_WORK REQUEST_: Among the entries, which lines carry the string "items"? Copy every one.

──────── INFORMATION

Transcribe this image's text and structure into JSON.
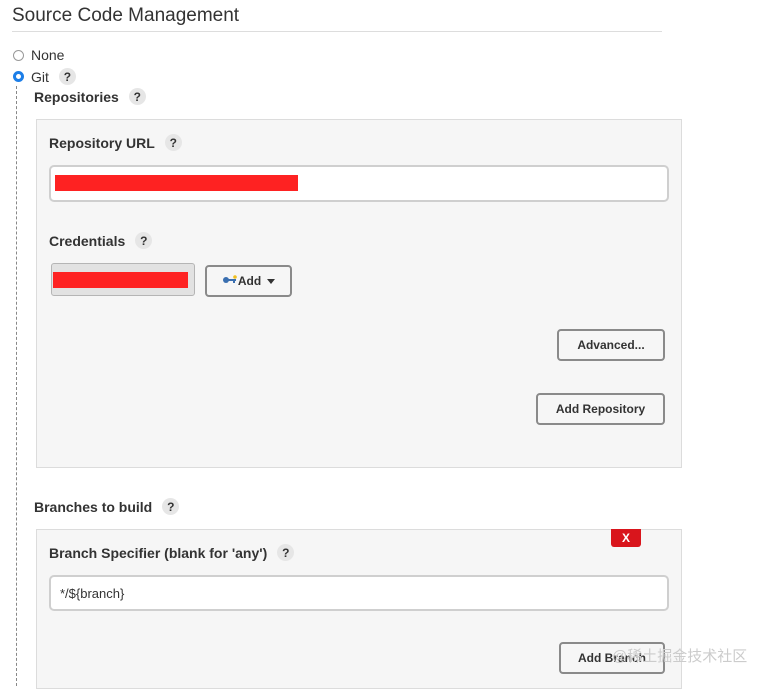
{
  "section": {
    "title": "Source Code Management"
  },
  "scm_options": [
    {
      "label": "None",
      "selected": false
    },
    {
      "label": "Git",
      "selected": true
    }
  ],
  "help_glyph": "?",
  "repositories": {
    "label": "Repositories",
    "repository_url_label": "Repository URL",
    "credentials_label": "Credentials",
    "add_button_label": "Add",
    "advanced_button_label": "Advanced...",
    "add_repository_button_label": "Add Repository"
  },
  "branches": {
    "label": "Branches to build",
    "specifier_label": "Branch Specifier (blank for 'any')",
    "specifier_value": "*/${branch}",
    "delete_label": "X",
    "add_branch_button_label": "Add Branch"
  },
  "watermark": {
    "text": "@稀土掘金技术社区"
  },
  "colors": {
    "accent": "#1c7ee8",
    "danger": "#d9151c",
    "redaction": "#fe2222"
  }
}
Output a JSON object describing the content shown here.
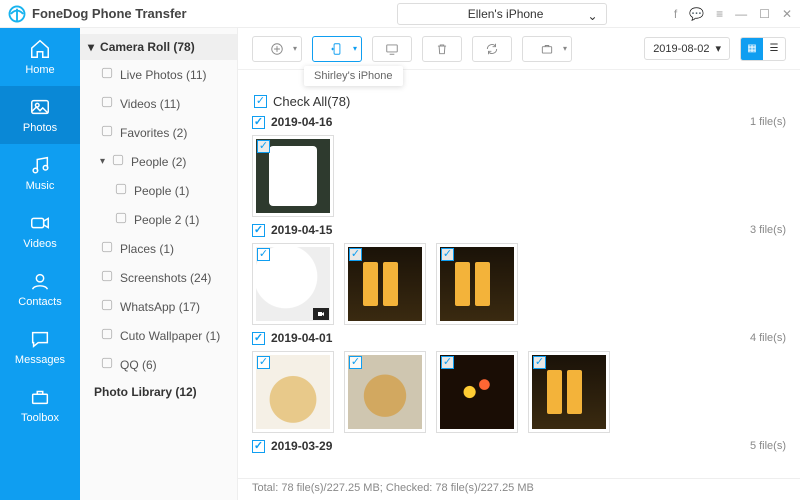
{
  "app_title": "FoneDog Phone Transfer",
  "device": {
    "name": "Ellen's iPhone"
  },
  "tooltip_target": "Shirley's iPhone",
  "date_filter": "2019-08-02",
  "nav": [
    {
      "id": "home",
      "label": "Home"
    },
    {
      "id": "photos",
      "label": "Photos"
    },
    {
      "id": "music",
      "label": "Music"
    },
    {
      "id": "videos",
      "label": "Videos"
    },
    {
      "id": "contacts",
      "label": "Contacts"
    },
    {
      "id": "messages",
      "label": "Messages"
    },
    {
      "id": "toolbox",
      "label": "Toolbox"
    }
  ],
  "nav_active": "photos",
  "sidebar": {
    "header": "Camera Roll (78)",
    "items": [
      {
        "label": "Live Photos (11)",
        "icon": "sparkle"
      },
      {
        "label": "Videos (11)",
        "icon": "video"
      },
      {
        "label": "Favorites (2)",
        "icon": "heart"
      },
      {
        "label": "People (2)",
        "icon": "people",
        "expandable": true,
        "children": [
          {
            "label": "People (1)"
          },
          {
            "label": "People 2 (1)"
          }
        ]
      },
      {
        "label": "Places (1)",
        "icon": "pin"
      },
      {
        "label": "Screenshots (24)",
        "icon": "screenshot"
      },
      {
        "label": "WhatsApp (17)",
        "icon": "whatsapp"
      },
      {
        "label": "Cuto Wallpaper (1)",
        "icon": "image"
      },
      {
        "label": "QQ (6)",
        "icon": "qq"
      }
    ],
    "footer": "Photo Library (12)"
  },
  "check_all_label": "Check All(78)",
  "groups": [
    {
      "date": "2019-04-16",
      "count_label": "1 file(s)",
      "thumbs": [
        {
          "kind": "phone"
        }
      ]
    },
    {
      "date": "2019-04-15",
      "count_label": "3 file(s)",
      "thumbs": [
        {
          "kind": "cup",
          "video": true
        },
        {
          "kind": "beer"
        },
        {
          "kind": "beer"
        }
      ]
    },
    {
      "date": "2019-04-01",
      "count_label": "4 file(s)",
      "thumbs": [
        {
          "kind": "dog1"
        },
        {
          "kind": "dog2"
        },
        {
          "kind": "lights"
        },
        {
          "kind": "beer"
        }
      ]
    },
    {
      "date": "2019-03-29",
      "count_label": "5 file(s)",
      "thumbs": []
    }
  ],
  "status": "Total: 78 file(s)/227.25 MB; Checked: 78 file(s)/227.25 MB"
}
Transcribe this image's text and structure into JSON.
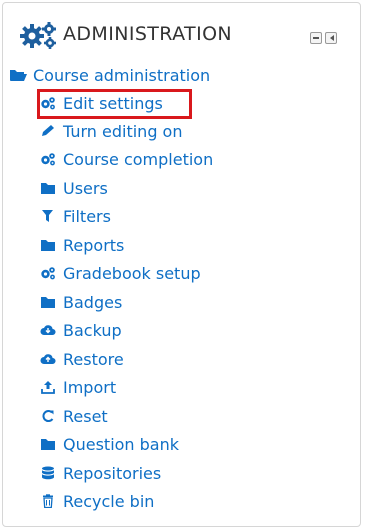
{
  "block": {
    "title": "ADMINISTRATION"
  },
  "root": {
    "label": "Course administration",
    "icon": "folder-open-icon"
  },
  "items": [
    {
      "label": "Edit settings",
      "icon": "cogs-icon"
    },
    {
      "label": "Turn editing on",
      "icon": "pencil-icon"
    },
    {
      "label": "Course completion",
      "icon": "cogs-icon"
    },
    {
      "label": "Users",
      "icon": "folder-icon"
    },
    {
      "label": "Filters",
      "icon": "filter-icon"
    },
    {
      "label": "Reports",
      "icon": "folder-icon"
    },
    {
      "label": "Gradebook setup",
      "icon": "cogs-icon"
    },
    {
      "label": "Badges",
      "icon": "folder-icon"
    },
    {
      "label": "Backup",
      "icon": "cloud-download-icon"
    },
    {
      "label": "Restore",
      "icon": "cloud-upload-icon"
    },
    {
      "label": "Import",
      "icon": "upload-icon"
    },
    {
      "label": "Reset",
      "icon": "reset-icon"
    },
    {
      "label": "Question bank",
      "icon": "folder-icon"
    },
    {
      "label": "Repositories",
      "icon": "database-icon"
    },
    {
      "label": "Recycle bin",
      "icon": "trash-icon"
    }
  ],
  "colors": {
    "link": "#0f6fc5",
    "highlight": "#d9181c",
    "title": "#333333"
  }
}
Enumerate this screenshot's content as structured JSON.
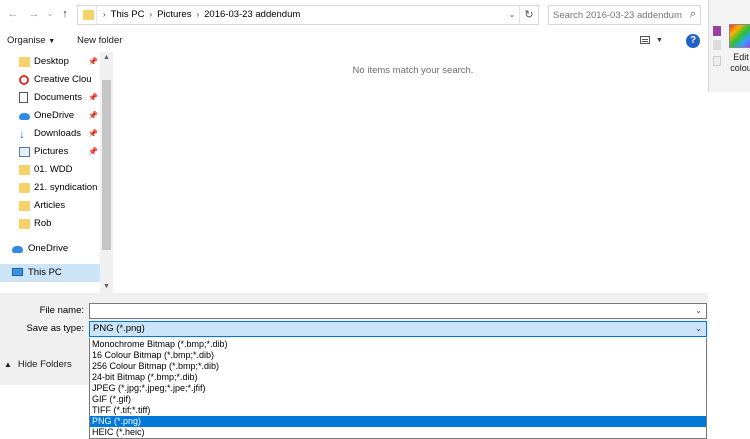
{
  "address": {
    "crumbs": [
      "This PC",
      "Pictures",
      "2016-03-23 addendum"
    ]
  },
  "search": {
    "placeholder": "Search 2016-03-23 addendum"
  },
  "toolbar": {
    "organise": "Organise",
    "new_folder": "New folder",
    "help": "?"
  },
  "nav": {
    "items": [
      {
        "label": "Desktop",
        "icon": "desktop-folder-icon"
      },
      {
        "label": "Creative Clou",
        "icon": "creative-cloud-icon"
      },
      {
        "label": "Documents",
        "icon": "documents-icon"
      },
      {
        "label": "OneDrive",
        "icon": "onedrive-icon"
      },
      {
        "label": "Downloads",
        "icon": "downloads-icon"
      },
      {
        "label": "Pictures",
        "icon": "pictures-icon"
      },
      {
        "label": "01. WDD",
        "icon": "folder-icon"
      },
      {
        "label": "21. syndication",
        "icon": "folder-icon"
      },
      {
        "label": "Articles",
        "icon": "folder-icon"
      },
      {
        "label": "Rob",
        "icon": "folder-icon"
      }
    ],
    "onedrive": "OneDrive",
    "this_pc": "This PC"
  },
  "content": {
    "empty_message": "No items match your search."
  },
  "form": {
    "file_name_label": "File name:",
    "file_name_value": "",
    "save_type_label": "Save as type:",
    "save_type_value": "PNG (*.png)",
    "hide_folders": "Hide Folders"
  },
  "save_type_options": [
    "Monochrome Bitmap (*.bmp;*.dib)",
    "16 Colour Bitmap (*.bmp;*.dib)",
    "256 Colour Bitmap (*.bmp;*.dib)",
    "24-bit Bitmap (*.bmp;*.dib)",
    "JPEG (*.jpg;*.jpeg;*.jpe;*.jfif)",
    "GIF (*.gif)",
    "TIFF (*.tif;*.tiff)",
    "PNG (*.png)",
    "HEIC (*.heic)"
  ],
  "selected_option_index": 7,
  "background_app": {
    "edit_colours": "Edit colou"
  },
  "colors": {
    "accent": "#0078d7",
    "selection_bg": "#cce4f7",
    "folder": "#f6d36a"
  }
}
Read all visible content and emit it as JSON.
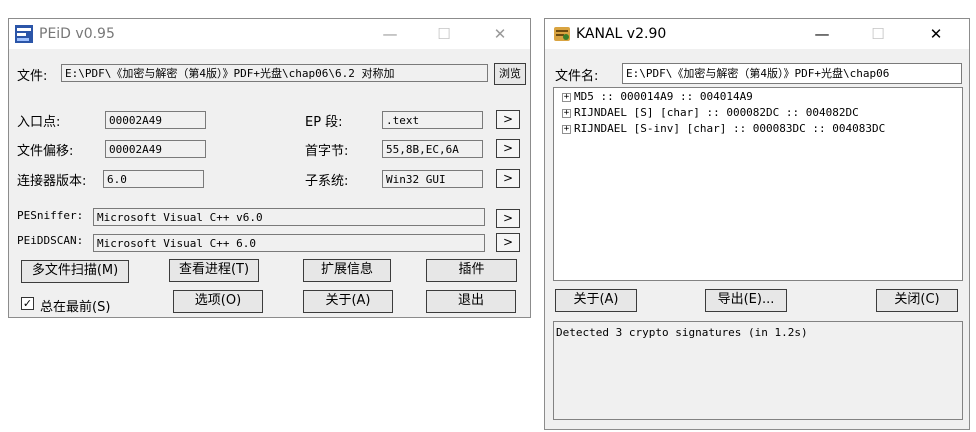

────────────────

_THE COMPLETED TASK_:
    "items": [
  "items": [
    "items": [
    "empty_message": "No items match your search."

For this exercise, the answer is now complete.